Cyclophosphamide and Anti-thymocyte Globulin Followed By Methotrexate and Cyclosporine in Preventing Chronic Graft-Versus-Host Disease in Patients With Severe Aplastic Anemia Undergoing Donor Bone Marrow Transplant [Completed]
This clinical trial is studying how well giving cyclophosphamide together with
anti-thymocyte globulin followed by methotrexate and cyclosporine works in preventing
chronic graft-vs-host disease (GVHD) in patients with severe aplastic anemia undergoing
donor bone marrow transplant. Giving low doses of chemotherapy, such as cyclophosphamide,
before a donor bone marrow transplant helps stop the growth of abnormal cells. It also stops
the patient's immune system from rejecting the donor's stem cells. The donated stem cells
may replace the patient's immune system and help destroy any remaining abnormal cells.
Sometimes the transplanted cells from a donor can also make an immune response against the
body's normal cells. Giving anti-thymocyte globulin before and methotrexate and cyclosporine
after transplant may stop this from happening
Cytoxan, Fludara, and Antithymocyte Globulin Conditioning Followed By Stem Cell Transplant in Treating Fanconi Anemia [Recruiting]
RATIONALE: Giving chemotherapy, such as cyclophosphamide and fludarabine, before a donor
stem cell transplant helps to remove the patient's cells to allow for the transplant cells

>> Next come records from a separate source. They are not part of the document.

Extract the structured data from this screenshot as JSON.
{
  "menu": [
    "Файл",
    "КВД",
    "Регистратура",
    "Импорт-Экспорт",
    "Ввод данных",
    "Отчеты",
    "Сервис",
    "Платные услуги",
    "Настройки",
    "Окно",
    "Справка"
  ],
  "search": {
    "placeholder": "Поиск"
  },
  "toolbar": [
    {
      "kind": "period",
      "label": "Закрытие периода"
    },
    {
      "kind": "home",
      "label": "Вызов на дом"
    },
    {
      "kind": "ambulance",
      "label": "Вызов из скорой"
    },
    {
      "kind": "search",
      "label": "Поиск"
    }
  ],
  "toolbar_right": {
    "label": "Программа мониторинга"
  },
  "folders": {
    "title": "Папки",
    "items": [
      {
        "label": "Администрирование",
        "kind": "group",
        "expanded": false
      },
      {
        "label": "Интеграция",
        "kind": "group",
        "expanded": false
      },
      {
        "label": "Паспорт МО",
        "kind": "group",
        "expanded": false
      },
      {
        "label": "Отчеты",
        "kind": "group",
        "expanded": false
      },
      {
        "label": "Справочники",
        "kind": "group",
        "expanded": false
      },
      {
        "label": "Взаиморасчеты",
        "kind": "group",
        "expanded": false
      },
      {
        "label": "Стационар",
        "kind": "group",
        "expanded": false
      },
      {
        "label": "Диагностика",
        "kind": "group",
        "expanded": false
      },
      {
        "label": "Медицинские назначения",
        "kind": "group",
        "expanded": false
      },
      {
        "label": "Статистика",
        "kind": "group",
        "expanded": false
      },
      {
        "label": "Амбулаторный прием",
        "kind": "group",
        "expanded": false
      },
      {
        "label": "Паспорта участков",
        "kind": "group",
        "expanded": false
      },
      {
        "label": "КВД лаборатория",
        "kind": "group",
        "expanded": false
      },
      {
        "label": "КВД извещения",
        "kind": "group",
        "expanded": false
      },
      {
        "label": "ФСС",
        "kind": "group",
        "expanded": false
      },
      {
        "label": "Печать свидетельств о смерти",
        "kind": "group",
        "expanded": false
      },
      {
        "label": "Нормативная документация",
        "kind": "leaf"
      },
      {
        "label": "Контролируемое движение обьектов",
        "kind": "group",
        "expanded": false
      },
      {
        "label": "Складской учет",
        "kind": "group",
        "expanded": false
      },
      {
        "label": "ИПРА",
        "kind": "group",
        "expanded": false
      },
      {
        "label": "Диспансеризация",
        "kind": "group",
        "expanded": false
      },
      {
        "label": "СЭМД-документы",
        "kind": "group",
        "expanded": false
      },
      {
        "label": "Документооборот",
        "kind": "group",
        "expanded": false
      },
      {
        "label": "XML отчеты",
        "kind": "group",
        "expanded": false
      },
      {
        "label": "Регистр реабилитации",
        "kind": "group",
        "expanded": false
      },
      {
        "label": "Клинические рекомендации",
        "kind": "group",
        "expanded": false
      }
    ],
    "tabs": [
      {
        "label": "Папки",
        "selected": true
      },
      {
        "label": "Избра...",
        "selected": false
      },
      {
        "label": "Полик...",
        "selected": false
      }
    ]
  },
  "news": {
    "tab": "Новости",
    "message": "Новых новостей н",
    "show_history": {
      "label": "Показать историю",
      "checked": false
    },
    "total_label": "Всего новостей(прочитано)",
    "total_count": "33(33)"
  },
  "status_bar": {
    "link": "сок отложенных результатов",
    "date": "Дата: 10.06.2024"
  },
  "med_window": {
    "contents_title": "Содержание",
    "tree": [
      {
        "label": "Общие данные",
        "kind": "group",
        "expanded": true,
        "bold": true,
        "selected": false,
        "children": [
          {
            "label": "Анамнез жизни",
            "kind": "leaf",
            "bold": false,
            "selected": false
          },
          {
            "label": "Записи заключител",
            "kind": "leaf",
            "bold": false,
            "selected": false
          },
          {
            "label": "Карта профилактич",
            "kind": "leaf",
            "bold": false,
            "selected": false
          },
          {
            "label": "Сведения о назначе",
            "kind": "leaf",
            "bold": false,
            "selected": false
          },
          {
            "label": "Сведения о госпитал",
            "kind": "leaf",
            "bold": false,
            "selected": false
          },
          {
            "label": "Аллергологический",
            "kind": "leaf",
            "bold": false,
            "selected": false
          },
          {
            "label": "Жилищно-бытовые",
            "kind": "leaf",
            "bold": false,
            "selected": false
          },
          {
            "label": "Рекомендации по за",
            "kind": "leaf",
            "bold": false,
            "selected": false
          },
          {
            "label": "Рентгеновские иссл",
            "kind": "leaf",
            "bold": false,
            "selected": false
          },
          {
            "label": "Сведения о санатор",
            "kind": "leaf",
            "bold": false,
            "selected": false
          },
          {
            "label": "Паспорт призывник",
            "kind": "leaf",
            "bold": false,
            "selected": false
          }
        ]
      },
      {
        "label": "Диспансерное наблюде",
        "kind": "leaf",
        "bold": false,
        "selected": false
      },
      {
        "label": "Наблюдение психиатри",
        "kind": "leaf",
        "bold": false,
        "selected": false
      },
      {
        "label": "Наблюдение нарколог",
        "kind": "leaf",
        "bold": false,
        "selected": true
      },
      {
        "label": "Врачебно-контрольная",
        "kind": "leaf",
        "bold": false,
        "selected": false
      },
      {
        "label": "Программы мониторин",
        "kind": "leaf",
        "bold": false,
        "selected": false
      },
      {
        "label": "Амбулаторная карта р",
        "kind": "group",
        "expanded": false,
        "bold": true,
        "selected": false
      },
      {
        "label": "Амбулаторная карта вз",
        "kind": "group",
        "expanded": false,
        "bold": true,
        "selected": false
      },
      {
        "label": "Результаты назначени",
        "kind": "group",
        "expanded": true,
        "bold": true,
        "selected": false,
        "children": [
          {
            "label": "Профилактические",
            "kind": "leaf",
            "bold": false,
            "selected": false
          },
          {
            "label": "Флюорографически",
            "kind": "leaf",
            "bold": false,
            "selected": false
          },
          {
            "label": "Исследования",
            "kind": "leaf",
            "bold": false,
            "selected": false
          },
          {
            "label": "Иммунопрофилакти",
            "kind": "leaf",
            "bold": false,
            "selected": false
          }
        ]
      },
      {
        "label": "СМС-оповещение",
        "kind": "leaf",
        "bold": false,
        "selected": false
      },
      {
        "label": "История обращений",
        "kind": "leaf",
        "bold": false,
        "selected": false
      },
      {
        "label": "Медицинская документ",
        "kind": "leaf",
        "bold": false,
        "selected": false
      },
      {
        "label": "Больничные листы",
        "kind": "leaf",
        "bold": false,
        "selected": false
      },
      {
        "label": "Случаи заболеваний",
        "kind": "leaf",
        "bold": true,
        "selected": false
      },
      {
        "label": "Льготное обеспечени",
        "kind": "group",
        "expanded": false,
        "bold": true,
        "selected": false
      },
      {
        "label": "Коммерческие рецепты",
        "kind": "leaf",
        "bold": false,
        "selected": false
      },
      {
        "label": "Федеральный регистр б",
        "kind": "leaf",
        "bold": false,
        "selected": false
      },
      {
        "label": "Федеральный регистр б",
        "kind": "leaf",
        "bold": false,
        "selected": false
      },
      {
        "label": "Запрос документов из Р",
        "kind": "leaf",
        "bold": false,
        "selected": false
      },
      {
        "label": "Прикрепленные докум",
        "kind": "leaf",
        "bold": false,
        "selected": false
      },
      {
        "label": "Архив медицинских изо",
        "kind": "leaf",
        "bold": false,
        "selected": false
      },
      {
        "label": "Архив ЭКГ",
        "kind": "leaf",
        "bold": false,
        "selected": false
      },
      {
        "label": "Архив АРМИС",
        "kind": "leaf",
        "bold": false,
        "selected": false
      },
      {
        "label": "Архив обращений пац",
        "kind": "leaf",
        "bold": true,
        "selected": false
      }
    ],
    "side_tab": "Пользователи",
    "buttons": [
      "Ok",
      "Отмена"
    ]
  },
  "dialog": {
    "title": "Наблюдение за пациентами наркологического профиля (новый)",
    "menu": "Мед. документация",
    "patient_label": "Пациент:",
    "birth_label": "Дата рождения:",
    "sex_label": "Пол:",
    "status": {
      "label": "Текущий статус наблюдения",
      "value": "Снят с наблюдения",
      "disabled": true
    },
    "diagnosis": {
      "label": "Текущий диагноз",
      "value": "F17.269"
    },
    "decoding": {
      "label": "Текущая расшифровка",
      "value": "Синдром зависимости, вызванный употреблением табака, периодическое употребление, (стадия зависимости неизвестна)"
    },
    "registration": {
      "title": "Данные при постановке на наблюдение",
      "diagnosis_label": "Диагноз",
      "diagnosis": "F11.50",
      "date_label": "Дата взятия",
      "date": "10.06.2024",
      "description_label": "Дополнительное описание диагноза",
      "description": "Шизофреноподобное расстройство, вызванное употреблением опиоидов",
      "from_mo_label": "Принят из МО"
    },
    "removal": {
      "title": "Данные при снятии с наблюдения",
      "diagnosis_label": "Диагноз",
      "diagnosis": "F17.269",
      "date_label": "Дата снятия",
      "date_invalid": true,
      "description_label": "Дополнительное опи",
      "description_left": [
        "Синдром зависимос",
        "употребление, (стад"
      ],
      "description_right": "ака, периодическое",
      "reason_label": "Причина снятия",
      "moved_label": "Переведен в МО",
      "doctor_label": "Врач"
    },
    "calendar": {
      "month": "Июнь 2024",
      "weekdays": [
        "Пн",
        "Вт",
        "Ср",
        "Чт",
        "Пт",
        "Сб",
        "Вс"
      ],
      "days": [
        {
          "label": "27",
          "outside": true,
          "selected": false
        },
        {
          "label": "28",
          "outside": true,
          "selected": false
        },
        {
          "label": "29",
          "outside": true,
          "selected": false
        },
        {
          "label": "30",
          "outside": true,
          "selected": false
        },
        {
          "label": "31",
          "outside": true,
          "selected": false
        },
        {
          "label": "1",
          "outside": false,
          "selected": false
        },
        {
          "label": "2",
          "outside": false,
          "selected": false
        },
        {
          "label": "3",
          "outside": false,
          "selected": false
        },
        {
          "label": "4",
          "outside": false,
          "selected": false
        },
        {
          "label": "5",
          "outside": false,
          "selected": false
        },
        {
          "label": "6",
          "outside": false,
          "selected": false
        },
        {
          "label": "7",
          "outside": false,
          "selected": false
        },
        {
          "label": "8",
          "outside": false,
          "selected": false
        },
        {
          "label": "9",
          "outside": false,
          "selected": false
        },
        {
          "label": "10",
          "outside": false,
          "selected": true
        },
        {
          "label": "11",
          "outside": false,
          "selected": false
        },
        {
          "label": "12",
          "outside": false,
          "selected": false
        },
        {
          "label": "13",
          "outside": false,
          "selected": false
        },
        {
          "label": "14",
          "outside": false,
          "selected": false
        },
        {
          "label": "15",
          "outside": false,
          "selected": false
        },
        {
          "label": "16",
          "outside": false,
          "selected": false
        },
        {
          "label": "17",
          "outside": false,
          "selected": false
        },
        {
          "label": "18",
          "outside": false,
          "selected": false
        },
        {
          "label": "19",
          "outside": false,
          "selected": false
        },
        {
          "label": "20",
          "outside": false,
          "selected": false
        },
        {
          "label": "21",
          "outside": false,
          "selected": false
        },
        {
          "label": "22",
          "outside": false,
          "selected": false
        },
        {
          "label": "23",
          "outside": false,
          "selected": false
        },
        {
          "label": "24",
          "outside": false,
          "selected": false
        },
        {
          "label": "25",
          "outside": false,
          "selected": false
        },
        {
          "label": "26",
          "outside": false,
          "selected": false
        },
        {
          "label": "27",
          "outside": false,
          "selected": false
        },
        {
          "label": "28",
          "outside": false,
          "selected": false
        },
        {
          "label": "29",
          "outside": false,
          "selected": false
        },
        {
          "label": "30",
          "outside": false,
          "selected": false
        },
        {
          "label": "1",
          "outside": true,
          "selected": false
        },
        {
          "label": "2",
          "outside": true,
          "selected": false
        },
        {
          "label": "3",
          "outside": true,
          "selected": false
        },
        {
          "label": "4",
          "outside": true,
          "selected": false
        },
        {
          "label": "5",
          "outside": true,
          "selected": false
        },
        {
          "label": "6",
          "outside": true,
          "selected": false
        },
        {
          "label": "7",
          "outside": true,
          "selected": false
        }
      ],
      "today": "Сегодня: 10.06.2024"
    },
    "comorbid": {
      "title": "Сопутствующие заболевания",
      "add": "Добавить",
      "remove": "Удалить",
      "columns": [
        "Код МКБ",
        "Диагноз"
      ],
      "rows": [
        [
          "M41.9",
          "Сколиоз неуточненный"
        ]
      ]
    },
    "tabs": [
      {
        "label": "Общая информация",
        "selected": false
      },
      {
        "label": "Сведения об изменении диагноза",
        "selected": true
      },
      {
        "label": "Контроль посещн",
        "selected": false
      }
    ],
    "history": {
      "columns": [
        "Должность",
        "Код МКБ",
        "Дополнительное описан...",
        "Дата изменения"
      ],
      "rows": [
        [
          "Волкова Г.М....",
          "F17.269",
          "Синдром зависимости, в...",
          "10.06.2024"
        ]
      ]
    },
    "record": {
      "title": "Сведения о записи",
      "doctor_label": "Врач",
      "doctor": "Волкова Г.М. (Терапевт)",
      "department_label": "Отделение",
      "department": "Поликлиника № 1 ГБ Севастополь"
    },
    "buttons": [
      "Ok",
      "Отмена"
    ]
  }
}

to take and grow. It also helps stop the patient's immune system from rejecting the donor's
stem cells. When the healthy stem cells from a donor are infused into the patient, they may
help the patient's bone marrow make stem cells, red blood cells, white blood cells, and
platelets. Sometimes the transplanted cells can make an immune response against the body's
normal cells. Giving antithymocyte globulin and removing the T cells from the donor cells
before transplant and giving cyclosporine before and after transplant may stop this from
PURPOSE: This phase I/II trial is studying the side effects of cyclophosphamide,
fludarabine, and antithymocyte globulin followed by donor stem cell transplant and to see
how well it works in treating patients with Fanconi anemia.
Reports of Suspected Atgam (Equine Thymocyte Immune Globulin) Side Effects
Renal Failure Acute (6),
Generalised Oedema (5),
Bone Marrow Failure (5),
Bronchopulmonary Aspergillosis (5),
Cytolytic Hepatitis (5),
Drug Interaction (4),
Hepatic Failure (4),
Pyrexia (4), more >>
Page last updated: 2009-02-08